West of Regina where winter remains
Belle Plain - Sunday April 14, 2013
images by: Ken Jones

With only a few days in between storm after storm has made driving between Regina and Moose Jaw a difficult and sometime impossible journey. Ken Jones (right) and a fellow Regina photographer drove out to Belle Plain this week to see what conditions are still like. The picture at the top of the page is a fairly typical situation across this wide open stretch of flat Saskatchewan countryside. The East bound lane is bordered on the South side with a crest of snow, much of it the snow that has been cleared off of the highway. Of course the worst patches are where the trees have been planted along the highway.

In the late sixties Saskatchewan’s premier, Liberal
Ross Thatcher made his home in Moose Jaw and each day he travelled across the barren forty-five minute stretch of country to and from work. Mr. Thatcher used that time to organize his day and on most occasions was a passenger rather than a driver. He decided that it did not need to be as bleak and decreed that trees be planted along both the North and South sides of the highway. Since the right of way is limited the trees were placed in a natural position between the fence line and the edge of the highway. Scenically desirable but just a bit to close for winter snow drifting conditions, a hundred feet further from the road they would be a great wind break, but where they are is just a snow catch hazard. But let’s not hold this against Mr. Thatcher, he was just trying to improve things and those trees do add considerably to the trip.


I was talking to Ken about the snow he found still out there and Ken explained that it is melting down but it is clear to see that they had to carve out a route in from the highway to the motel, gas station and convenience store in Belle Plain.

R. W. Shire who drove back and forth over that highway for more than a decade on a daily basis said he had never seen anything like the amount of snow that has piled up along the South lane of the Trans Canada highway. He also pointed out that the conditions around Moose Jaw and Regina are remarkable similar to the situation in 1971 when Moose Jaw had a real fight on its hands with the usually benign Thunder Creek and Moose Jaw Creek that completely filled the valley on the South side of the city.

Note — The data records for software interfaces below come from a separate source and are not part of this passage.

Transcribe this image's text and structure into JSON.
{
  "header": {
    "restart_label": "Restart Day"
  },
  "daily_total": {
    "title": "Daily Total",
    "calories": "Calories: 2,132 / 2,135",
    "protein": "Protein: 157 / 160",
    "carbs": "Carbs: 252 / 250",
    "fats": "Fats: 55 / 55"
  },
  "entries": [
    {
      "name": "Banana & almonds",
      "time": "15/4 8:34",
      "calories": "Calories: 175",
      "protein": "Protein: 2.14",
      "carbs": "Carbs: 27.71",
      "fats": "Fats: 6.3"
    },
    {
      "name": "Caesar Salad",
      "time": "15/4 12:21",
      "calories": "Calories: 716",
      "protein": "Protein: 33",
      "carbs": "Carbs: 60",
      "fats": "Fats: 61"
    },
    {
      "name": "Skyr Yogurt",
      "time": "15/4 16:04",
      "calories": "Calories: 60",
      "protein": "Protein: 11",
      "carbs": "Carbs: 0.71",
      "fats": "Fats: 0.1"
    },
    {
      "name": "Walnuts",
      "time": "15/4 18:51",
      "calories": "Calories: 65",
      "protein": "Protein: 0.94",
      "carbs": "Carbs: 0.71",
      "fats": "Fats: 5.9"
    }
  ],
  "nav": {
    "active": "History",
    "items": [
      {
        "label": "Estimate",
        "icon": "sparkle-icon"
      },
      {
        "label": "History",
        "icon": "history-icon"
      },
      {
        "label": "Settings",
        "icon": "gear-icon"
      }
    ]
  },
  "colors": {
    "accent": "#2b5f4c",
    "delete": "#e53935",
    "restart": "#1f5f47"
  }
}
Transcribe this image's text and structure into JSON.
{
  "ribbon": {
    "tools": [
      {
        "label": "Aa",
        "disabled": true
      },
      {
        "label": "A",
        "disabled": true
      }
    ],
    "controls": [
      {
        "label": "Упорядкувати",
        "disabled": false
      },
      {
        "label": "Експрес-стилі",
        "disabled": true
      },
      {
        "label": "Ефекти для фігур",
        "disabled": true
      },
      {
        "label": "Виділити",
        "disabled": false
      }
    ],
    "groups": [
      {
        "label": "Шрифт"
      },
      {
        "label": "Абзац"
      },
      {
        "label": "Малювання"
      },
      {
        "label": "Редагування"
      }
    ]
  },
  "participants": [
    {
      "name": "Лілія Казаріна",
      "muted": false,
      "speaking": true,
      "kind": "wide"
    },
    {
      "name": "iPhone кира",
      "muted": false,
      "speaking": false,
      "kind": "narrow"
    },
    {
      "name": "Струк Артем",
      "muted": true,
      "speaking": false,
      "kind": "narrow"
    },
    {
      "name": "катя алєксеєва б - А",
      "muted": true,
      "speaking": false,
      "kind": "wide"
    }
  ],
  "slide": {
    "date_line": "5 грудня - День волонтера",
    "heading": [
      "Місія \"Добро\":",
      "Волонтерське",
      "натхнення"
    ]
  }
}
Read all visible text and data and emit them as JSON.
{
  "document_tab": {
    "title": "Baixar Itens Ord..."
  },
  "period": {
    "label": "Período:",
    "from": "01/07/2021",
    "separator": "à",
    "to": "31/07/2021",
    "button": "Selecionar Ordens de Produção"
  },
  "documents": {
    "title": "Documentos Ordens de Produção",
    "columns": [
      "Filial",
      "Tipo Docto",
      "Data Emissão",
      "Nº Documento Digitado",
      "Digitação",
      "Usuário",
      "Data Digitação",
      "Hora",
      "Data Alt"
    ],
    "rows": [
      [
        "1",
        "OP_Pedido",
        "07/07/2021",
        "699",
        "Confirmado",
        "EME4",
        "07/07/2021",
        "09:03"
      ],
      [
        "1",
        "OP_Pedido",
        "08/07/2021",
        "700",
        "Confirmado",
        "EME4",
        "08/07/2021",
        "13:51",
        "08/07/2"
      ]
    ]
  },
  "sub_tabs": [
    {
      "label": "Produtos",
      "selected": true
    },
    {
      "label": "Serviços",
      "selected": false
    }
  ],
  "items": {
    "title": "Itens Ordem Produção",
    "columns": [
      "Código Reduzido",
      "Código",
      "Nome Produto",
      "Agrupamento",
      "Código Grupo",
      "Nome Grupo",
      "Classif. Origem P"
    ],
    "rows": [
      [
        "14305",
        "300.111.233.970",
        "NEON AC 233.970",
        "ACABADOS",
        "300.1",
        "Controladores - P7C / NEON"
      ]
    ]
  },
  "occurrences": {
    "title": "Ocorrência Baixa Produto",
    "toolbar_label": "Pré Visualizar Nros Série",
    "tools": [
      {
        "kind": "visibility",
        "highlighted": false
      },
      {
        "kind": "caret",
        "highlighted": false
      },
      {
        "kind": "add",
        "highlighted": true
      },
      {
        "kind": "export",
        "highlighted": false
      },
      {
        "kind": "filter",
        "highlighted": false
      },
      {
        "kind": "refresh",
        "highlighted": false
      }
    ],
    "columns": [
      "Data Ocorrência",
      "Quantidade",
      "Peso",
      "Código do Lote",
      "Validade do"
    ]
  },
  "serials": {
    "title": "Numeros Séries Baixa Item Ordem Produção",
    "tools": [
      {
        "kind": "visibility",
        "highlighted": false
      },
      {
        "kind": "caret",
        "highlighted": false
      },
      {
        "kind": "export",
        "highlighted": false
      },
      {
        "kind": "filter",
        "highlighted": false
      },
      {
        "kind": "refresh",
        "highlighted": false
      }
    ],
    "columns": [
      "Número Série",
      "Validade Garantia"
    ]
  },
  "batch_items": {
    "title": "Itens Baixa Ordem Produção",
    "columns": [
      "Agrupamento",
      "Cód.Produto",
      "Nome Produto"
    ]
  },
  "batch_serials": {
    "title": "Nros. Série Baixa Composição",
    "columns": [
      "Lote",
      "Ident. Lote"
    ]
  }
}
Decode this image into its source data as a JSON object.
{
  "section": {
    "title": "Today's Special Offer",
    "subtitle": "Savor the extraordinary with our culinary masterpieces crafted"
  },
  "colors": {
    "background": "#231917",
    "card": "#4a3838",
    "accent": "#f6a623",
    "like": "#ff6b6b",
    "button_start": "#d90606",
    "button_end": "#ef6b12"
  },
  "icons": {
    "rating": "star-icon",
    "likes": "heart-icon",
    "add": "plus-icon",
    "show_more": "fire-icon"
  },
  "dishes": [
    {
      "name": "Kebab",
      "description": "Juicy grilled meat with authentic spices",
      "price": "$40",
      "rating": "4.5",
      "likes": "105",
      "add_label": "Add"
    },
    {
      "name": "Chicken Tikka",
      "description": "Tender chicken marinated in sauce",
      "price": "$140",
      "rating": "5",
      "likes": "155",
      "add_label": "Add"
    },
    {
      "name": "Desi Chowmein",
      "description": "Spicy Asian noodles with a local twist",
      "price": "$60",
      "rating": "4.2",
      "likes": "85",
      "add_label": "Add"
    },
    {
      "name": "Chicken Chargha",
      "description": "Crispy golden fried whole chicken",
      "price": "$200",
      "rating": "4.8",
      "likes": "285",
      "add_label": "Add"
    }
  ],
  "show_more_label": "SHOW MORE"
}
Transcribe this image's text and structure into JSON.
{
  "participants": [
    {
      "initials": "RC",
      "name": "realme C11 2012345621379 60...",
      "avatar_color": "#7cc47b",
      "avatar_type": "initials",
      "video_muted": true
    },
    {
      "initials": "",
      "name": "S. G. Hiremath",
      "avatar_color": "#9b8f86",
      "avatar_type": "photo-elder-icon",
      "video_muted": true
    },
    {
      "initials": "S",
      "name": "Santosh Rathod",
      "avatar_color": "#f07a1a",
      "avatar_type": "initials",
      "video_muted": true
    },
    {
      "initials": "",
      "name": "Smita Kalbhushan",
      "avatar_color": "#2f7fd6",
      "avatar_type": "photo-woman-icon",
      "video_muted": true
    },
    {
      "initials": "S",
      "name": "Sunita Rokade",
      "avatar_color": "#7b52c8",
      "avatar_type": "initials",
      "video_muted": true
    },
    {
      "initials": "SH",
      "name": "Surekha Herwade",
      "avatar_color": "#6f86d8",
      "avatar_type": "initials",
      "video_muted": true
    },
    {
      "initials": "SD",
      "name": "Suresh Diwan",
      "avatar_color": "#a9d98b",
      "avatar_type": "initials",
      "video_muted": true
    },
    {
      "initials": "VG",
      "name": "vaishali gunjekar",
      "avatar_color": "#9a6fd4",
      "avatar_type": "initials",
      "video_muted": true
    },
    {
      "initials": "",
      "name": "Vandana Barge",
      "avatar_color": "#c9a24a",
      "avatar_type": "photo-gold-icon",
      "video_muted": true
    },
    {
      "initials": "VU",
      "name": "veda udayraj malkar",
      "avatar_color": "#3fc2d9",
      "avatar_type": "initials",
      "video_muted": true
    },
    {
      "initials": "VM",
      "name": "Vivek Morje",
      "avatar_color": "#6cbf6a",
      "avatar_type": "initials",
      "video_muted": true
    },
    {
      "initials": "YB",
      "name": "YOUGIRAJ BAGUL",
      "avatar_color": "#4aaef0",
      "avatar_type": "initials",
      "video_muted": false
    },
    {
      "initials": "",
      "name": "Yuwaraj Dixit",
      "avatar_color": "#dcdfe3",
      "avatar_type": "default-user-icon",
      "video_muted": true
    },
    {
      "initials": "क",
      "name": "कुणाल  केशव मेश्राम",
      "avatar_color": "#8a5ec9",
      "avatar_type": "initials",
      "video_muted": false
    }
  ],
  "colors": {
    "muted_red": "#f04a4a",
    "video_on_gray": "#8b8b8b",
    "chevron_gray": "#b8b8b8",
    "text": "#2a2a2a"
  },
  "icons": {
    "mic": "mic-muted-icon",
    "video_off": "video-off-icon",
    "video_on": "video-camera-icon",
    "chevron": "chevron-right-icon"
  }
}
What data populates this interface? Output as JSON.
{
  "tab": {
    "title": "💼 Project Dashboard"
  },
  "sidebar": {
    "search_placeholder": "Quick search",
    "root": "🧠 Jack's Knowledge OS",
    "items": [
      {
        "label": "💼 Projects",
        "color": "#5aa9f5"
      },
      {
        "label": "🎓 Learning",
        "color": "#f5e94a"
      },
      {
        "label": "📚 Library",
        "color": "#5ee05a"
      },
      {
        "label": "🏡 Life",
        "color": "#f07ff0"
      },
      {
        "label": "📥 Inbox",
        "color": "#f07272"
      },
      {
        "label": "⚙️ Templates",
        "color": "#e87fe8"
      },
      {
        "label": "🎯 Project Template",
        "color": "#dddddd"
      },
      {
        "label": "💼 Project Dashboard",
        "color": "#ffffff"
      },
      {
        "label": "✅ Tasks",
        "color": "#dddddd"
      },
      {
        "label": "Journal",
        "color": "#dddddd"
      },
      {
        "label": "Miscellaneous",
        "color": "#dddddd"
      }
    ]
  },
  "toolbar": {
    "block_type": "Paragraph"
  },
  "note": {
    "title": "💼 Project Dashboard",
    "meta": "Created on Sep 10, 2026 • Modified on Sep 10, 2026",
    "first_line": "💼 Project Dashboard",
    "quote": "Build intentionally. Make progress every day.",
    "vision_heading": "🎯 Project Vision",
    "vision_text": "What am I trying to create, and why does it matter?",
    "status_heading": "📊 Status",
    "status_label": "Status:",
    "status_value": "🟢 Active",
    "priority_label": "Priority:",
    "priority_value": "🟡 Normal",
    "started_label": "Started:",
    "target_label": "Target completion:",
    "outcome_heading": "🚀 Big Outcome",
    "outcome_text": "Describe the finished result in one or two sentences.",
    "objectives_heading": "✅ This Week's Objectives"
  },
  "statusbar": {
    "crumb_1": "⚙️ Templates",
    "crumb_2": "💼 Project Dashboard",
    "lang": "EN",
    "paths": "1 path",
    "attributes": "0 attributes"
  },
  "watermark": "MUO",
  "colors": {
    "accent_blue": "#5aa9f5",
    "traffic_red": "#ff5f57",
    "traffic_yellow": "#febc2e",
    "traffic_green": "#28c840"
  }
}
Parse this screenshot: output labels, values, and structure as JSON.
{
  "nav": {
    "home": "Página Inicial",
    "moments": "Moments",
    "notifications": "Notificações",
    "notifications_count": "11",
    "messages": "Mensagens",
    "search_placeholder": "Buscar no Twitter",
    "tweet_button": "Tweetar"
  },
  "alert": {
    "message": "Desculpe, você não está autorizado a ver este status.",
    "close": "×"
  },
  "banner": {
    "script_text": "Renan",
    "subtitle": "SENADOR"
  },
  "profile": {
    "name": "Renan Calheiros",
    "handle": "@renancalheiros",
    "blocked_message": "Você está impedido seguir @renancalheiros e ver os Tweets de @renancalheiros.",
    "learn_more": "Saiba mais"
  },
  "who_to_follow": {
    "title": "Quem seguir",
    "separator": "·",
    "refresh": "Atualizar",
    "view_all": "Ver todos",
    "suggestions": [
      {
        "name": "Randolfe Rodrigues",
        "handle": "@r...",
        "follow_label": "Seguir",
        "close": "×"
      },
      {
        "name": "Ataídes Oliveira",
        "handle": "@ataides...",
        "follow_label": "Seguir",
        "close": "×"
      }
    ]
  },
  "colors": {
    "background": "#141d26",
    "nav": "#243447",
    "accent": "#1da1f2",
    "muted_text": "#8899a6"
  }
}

This image below shows the build up on the South side of CP’s mainline track just East of Belle Plain. Those are potash cars stored on sidings along the mainline.